— Data about app and page elements —

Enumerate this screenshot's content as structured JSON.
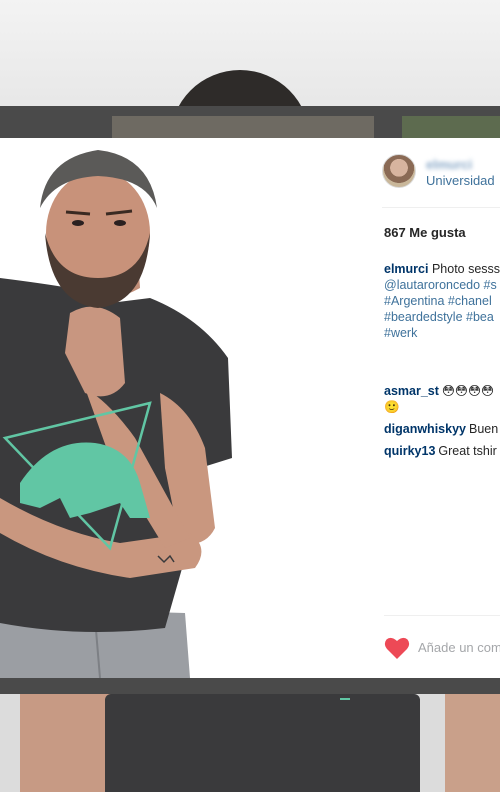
{
  "post": {
    "username": "elmurci",
    "location": "Universidad",
    "likes_text": "867 Me gusta"
  },
  "caption": {
    "user": "elmurci",
    "lines": [
      "Photo sesss",
      "@lautaroroncedo #s",
      "#Argentina #chanel",
      "#beardedstyle #bea",
      "#werk"
    ]
  },
  "comments": [
    {
      "user": "asmar_st",
      "text": "😳😳😳😳",
      "text2": "🙂"
    },
    {
      "user": "diganwhiskyy",
      "text": "Buen"
    },
    {
      "user": "quirky13",
      "text": "Great tshir"
    }
  ],
  "input": {
    "placeholder": "Añade un com"
  },
  "colors": {
    "link": "#3f729b",
    "username": "#003569",
    "heart": "#ed4956",
    "shirt": "#3a3a3c",
    "print": "#61c6a4"
  },
  "icons": [
    "heart-icon"
  ]
}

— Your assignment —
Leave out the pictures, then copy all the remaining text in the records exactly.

— Exercise output —
Enumerate this screenshot's content as structured JSON.
{
  "post": {
    "username": "elmurci",
    "location": "Universidad",
    "likes_text": "867 Me gusta"
  },
  "caption": {
    "user": "elmurci",
    "lines": [
      "Photo sesss",
      "@lautaroroncedo #s",
      "#Argentina #chanel",
      "#beardedstyle #bea",
      "#werk"
    ]
  },
  "comments": [
    {
      "user": "asmar_st",
      "text": "😳😳😳😳",
      "text2": "🙂"
    },
    {
      "user": "diganwhiskyy",
      "text": "Buen"
    },
    {
      "user": "quirky13",
      "text": "Great tshir"
    }
  ],
  "input": {
    "placeholder": "Añade un com"
  },
  "colors": {
    "link": "#3f729b",
    "username": "#003569",
    "heart": "#ed4956",
    "shirt": "#3a3a3c",
    "print": "#61c6a4"
  },
  "icons": [
    "heart-icon"
  ]
}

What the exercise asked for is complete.